Nearly half of parents worry their child is addicted to mobile devices
Parents berate themselves for staying glued to their smartphones. But they’re even more worried their kids can’t detach from the small screen.
A survey from Common Sense Media and SurveyMonkey found 47% of parents worry their child is addicted to their mobile device. By comparison, only 32% of parents say they’re addicted themselves.
Half of parents also say they are at least somewhat concerned about how mobile devices will affect their kids’ mental health. Nearly one in five say they’re “extremely” or “very” concerned.
“For as much attention as technology addiction receives among adults, parents — particularly those with teenagers — are far more concerned about their children’s device usage than their own,” Jon Cohen, chief research officer with SurveyMonkey, said in a statement Thursday.
According to the survey, 89% of parents believe it’s up to them to curb their children’s smartphone usage.
The survey conducted between Jan. 25 and Jan. 29 included a sample of 4,201 adults, including 1,024 parents with children under age 18. Data was weighted to reflect the demographic composition of the U.S. for adults over 18, based on Census data.
Recently, tech giants including Facebook, Google and Apple have been pushed to come up with solutions to prevent kids from growing addicted to technology.
This month, Common Sense Media and the non-profit Center for Humane Technology launched a campaign to explore the mental health consequences of technology.
The Truth About Tech campaign will be funded by $7 million from Common Sense and money raised by the new non-profit. At the time the campaign was launched, Common Sense said it would also use donated airtime from Comcast and DirecTV. The nonprofit now says its earlier statement is not accurate. Comcast said it is not supporting the Truth in Tech campaign. DirecTV would not comment.
“Parental concerns about technology addiction and the content children are exposed to on devices is very real, yet parents feel that they alone are responsible for managing these issues,” Common Sense Media CEO James P. Steyer said. “It would be nice if the tech companies would partner with parents in this effort.”
Former employees of Facebook and Google are among those leading the charge to urge tech companies to act.
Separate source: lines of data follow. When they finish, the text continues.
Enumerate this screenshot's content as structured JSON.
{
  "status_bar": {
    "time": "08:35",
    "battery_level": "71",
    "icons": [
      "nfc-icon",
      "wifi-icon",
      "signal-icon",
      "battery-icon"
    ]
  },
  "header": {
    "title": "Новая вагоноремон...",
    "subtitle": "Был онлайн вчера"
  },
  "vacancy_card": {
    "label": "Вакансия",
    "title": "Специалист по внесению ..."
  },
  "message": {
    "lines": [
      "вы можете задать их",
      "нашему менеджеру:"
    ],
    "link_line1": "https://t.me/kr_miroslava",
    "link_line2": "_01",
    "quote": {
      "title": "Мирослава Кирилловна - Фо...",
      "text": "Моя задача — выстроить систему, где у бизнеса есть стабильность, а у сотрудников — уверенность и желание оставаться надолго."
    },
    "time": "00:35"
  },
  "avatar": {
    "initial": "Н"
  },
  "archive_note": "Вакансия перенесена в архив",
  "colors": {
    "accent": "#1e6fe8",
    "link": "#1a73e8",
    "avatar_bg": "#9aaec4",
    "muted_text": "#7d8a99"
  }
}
Last month, two major Apple investors implored the company to explore ways to fight smartphone addiction among children. The investors collectively control about $2 billion in Apple shares. In response, Apple said it was adding more “robust” parental controls to its devices.
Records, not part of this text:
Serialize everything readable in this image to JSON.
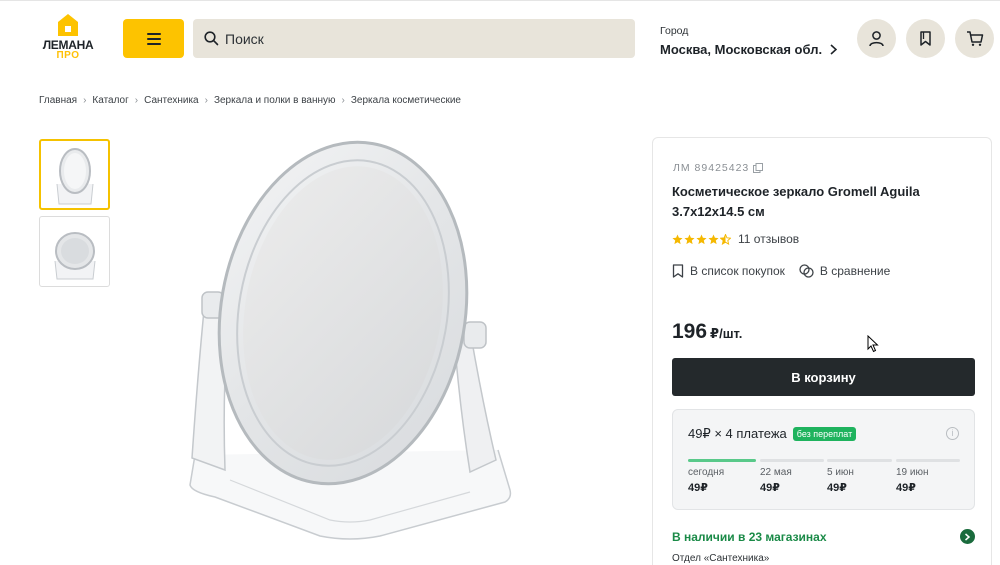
{
  "header": {
    "logo_line1": "ЛЕМАНА",
    "logo_line2": "ПРО",
    "search_placeholder": "Поиск",
    "city_label": "Город",
    "city_value": "Москва, Московская обл.",
    "icons": [
      "menu-icon",
      "search-icon",
      "user-icon",
      "bookmark-icon",
      "cart-icon"
    ]
  },
  "breadcrumbs": [
    "Главная",
    "Каталог",
    "Сантехника",
    "Зеркала и полки в ванную",
    "Зеркала косметические"
  ],
  "product": {
    "sku": "ЛМ 89425423",
    "title": "Косметическое зеркало Gromell Aguila 3.7x12x14.5 см",
    "rating": 4.5,
    "reviews": "11 отзывов",
    "add_to_list": "В список покупок",
    "compare": "В сравнение",
    "price": "196",
    "price_unit": "₽/шт.",
    "cart_button": "В корзину"
  },
  "installments": {
    "headline": "49₽ × 4 платежа",
    "badge": "без переплат",
    "payments": [
      {
        "date": "сегодня",
        "amount": "49₽"
      },
      {
        "date": "22 мая",
        "amount": "49₽"
      },
      {
        "date": "5 июн",
        "amount": "49₽"
      },
      {
        "date": "19 июн",
        "amount": "49₽"
      }
    ]
  },
  "availability": {
    "stock_text": "В наличии в 23 магазинах",
    "department": "Отдел «Сантехника»"
  },
  "colors": {
    "brand_yellow": "#fdc300",
    "dark": "#24292c",
    "green": "#1a8a47",
    "star": "#f5b800"
  }
}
Common Sense and other children advocacy groups have particularly criticized Facebook for recently rolling out a Messenger Kids app aimed at kids under 13. Facebook has defended its decision to go ahead with it, pointing to the advice it received from a team of child experts and efforts it took to make sure parents had control over the app. But a recent Wired report detailing Facebook’s financial support of these experts, which Facebook says covers logistics costs for their time, added more momentum to the controversy over whether tech companies are trying to get kids hooked too early.
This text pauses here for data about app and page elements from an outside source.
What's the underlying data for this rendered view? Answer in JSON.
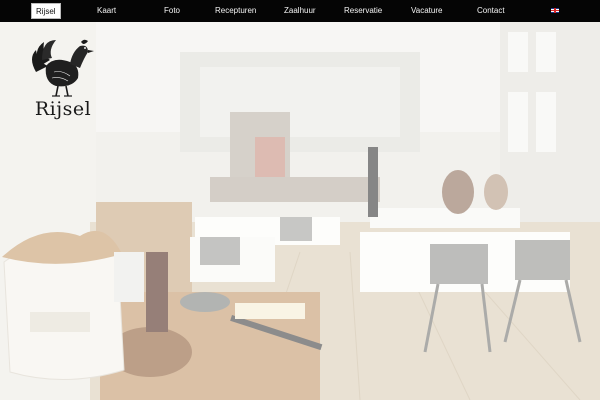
{
  "nav": {
    "brand": "Rijsel",
    "items": [
      {
        "label": "Kaart",
        "key": "kaart"
      },
      {
        "label": "Foto",
        "key": "foto"
      },
      {
        "label": "Recepturen",
        "key": "recepturen"
      },
      {
        "label": "Zaalhuur",
        "key": "zaalhuur"
      },
      {
        "label": "Reservatie",
        "key": "reservatie"
      },
      {
        "label": "Vacature",
        "key": "vacature"
      },
      {
        "label": "Contact",
        "key": "contact"
      }
    ],
    "language_icon": "english-flag-icon"
  },
  "logo": {
    "wordmark": "Rijsel",
    "icon": "rooster-icon"
  },
  "hero": {
    "icon": "restaurant-interior-photo"
  },
  "colors": {
    "nav_bg": "#050505",
    "nav_text": "#f4f4f4",
    "logo_ink": "#1a1a1a",
    "flag_blue": "#1f3a8a",
    "flag_red": "#d62828"
  }
}
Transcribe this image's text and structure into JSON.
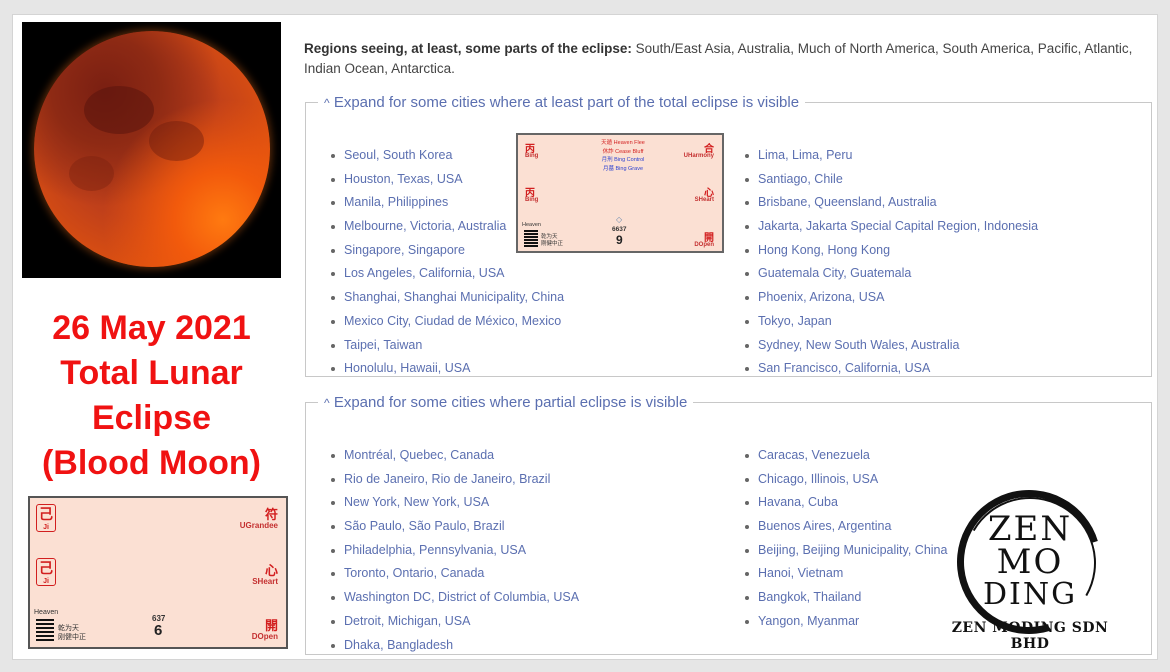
{
  "headline": {
    "line1": "26 May 2021",
    "line2": "Total Lunar",
    "line3": "Eclipse",
    "line4": "(Blood Moon)"
  },
  "regions": {
    "label": "Regions seeing, at least, some parts of the eclipse:",
    "text": " South/East Asia, Australia, Much of North America, South America, Pacific, Atlantic, Indian Ocean, Antarctica."
  },
  "total_section": {
    "legend": "Expand for some cities where at least part of the total eclipse is visible",
    "col1": [
      "Seoul, South Korea",
      "Houston, Texas, USA",
      "Manila, Philippines",
      "Melbourne, Victoria, Australia",
      "Singapore, Singapore",
      "Los Angeles, California, USA",
      "Shanghai, Shanghai Municipality, China",
      "Mexico City, Ciudad de México, Mexico",
      "Taipei, Taiwan",
      "Honolulu, Hawaii, USA"
    ],
    "col2": [
      "Lima, Lima, Peru",
      "Santiago, Chile",
      "Brisbane, Queensland, Australia",
      "Jakarta, Jakarta Special Capital Region, Indonesia",
      "Hong Kong, Hong Kong",
      "Guatemala City, Guatemala",
      "Phoenix, Arizona, USA",
      "Tokyo, Japan",
      "Sydney, New South Wales, Australia",
      "San Francisco, California, USA"
    ]
  },
  "partial_section": {
    "legend": "Expand for some cities where partial eclipse is visible",
    "col1": [
      "Montréal, Quebec, Canada",
      "Rio de Janeiro, Rio de Janeiro, Brazil",
      "New York, New York, USA",
      "São Paulo, São Paulo, Brazil",
      "Philadelphia, Pennsylvania, USA",
      "Toronto, Ontario, Canada",
      "Washington DC, District of Columbia, USA",
      "Detroit, Michigan, USA",
      "Dhaka, Bangladesh"
    ],
    "col2": [
      "Caracas, Venezuela",
      "Chicago, Illinois, USA",
      "Havana, Cuba",
      "Buenos Aires, Argentina",
      "Beijing, Beijing Municipality, China",
      "Hanoi, Vietnam",
      "Bangkok, Thailand",
      "Yangon, Myanmar"
    ]
  },
  "chart_small": {
    "tl_stem": "丙",
    "tl_sub": "Bing",
    "ml_stem": "丙",
    "ml_sub": "Bing",
    "tr_char": "合",
    "tr_sub": "UHarmony",
    "mr_char": "心",
    "mr_sub": "SHeart",
    "br_char": "開",
    "br_sub": "DOpen",
    "stars": [
      "天遁 Heaven Flee",
      "休詐 Cease Bluff",
      "月刑 Bing Control",
      "月墓 Bing Grave"
    ],
    "deity": "Heaven",
    "gua1": "乾为天",
    "gua2": "刚健中正",
    "code": "6637",
    "number": "9"
  },
  "chart_big": {
    "tl_stem": "己",
    "tl_sub": "Ji",
    "ml_stem": "己",
    "ml_sub": "Ji",
    "tr_char": "符",
    "tr_sub": "UGrandee",
    "mr_char": "心",
    "mr_sub": "SHeart",
    "br_char": "開",
    "br_sub": "DOpen",
    "deity": "Heaven",
    "gua1": "乾为天",
    "gua2": "刚健中正",
    "code": "637",
    "number": "6"
  },
  "logo": {
    "l1": "ZEN",
    "l2": "MO",
    "l3": "DING",
    "company": "ZEN MODING SDN BHD"
  }
}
Many devices and services feature parental controls, but some parents may not be aware they exist. The Common Sense-SurveyMonkey survey found 22% of parents did not know YouTube — which has faced scrutiny over how easy it is for kids to find inappropriate videos — offered parental controls. Also, 37% have not used the controls before.
That’s a problem as YouTube often is the go-to entertainment platform of choice for kids, who have made creators such as Logan Paul superstars.
Among parents surveyed who say their kids watch YouTube videos, 62% said their kids have seen inappropriate videos on the site. Most, or 81%, said it’s the parents’ job to prevent kids from seeing these videos.
For parents who worry their kids spend too much time on their smartphones, here are some tips:
*Set time limits and enforce them. Block out time during the day where your kids can use a smartphone or tablet. And don’t give in when they might beg for “one more minute.”
*Explore parental controls. Most services such as YouTube offer them, but your smartphone has its own suite of tools to tailor the experience to your kids.
*Try zones where tech is not allowed. Want a phone-free dinner? Or no gadgets before bed time? Consider creating areas in your home where technology is completely off limits. Just remember parents have to follow these guidelines, too.